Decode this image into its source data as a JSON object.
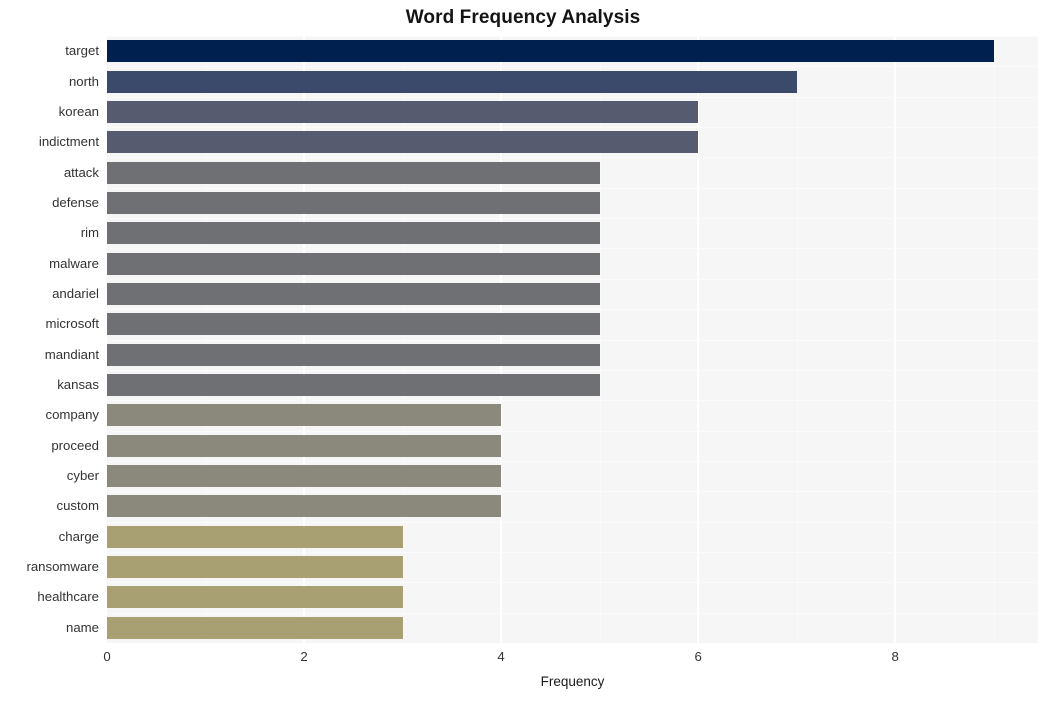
{
  "chart_data": {
    "type": "bar",
    "orientation": "horizontal",
    "title": "Word Frequency Analysis",
    "xlabel": "Frequency",
    "ylabel": "",
    "xlim": [
      0,
      9.45
    ],
    "ylim_categories": 20,
    "grid": true,
    "legend": "none",
    "xticks": [
      0,
      2,
      4,
      6,
      8
    ],
    "xtick_labels": [
      "0",
      "2",
      "4",
      "6",
      "8"
    ],
    "categories": [
      "target",
      "north",
      "korean",
      "indictment",
      "attack",
      "defense",
      "rim",
      "malware",
      "andariel",
      "microsoft",
      "mandiant",
      "kansas",
      "company",
      "proceed",
      "cyber",
      "custom",
      "charge",
      "ransomware",
      "healthcare",
      "name"
    ],
    "values": [
      9,
      7,
      6,
      6,
      5,
      5,
      5,
      5,
      5,
      5,
      5,
      5,
      4,
      4,
      4,
      4,
      3,
      3,
      3,
      3
    ],
    "bar_colors": [
      "#002050",
      "#3b4a6b",
      "#565b70",
      "#565b70",
      "#6e7073",
      "#6e7073",
      "#6e7073",
      "#6e7073",
      "#6e7073",
      "#6e7073",
      "#6e7073",
      "#6e7073",
      "#8b897b",
      "#8b897b",
      "#8b897b",
      "#8b897b",
      "#a89f73",
      "#a89f73",
      "#a89f73",
      "#a89f73"
    ],
    "colors": {
      "plot_background": "#f6f6f6",
      "figure_background": "#ffffff",
      "gridline": "#ffffff",
      "tick_label": "#333333",
      "title": "#141414"
    }
  }
}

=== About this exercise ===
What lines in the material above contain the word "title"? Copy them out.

=== Answer section ===
    "title": "Word Frequency Analysis",
      "title": "#141414"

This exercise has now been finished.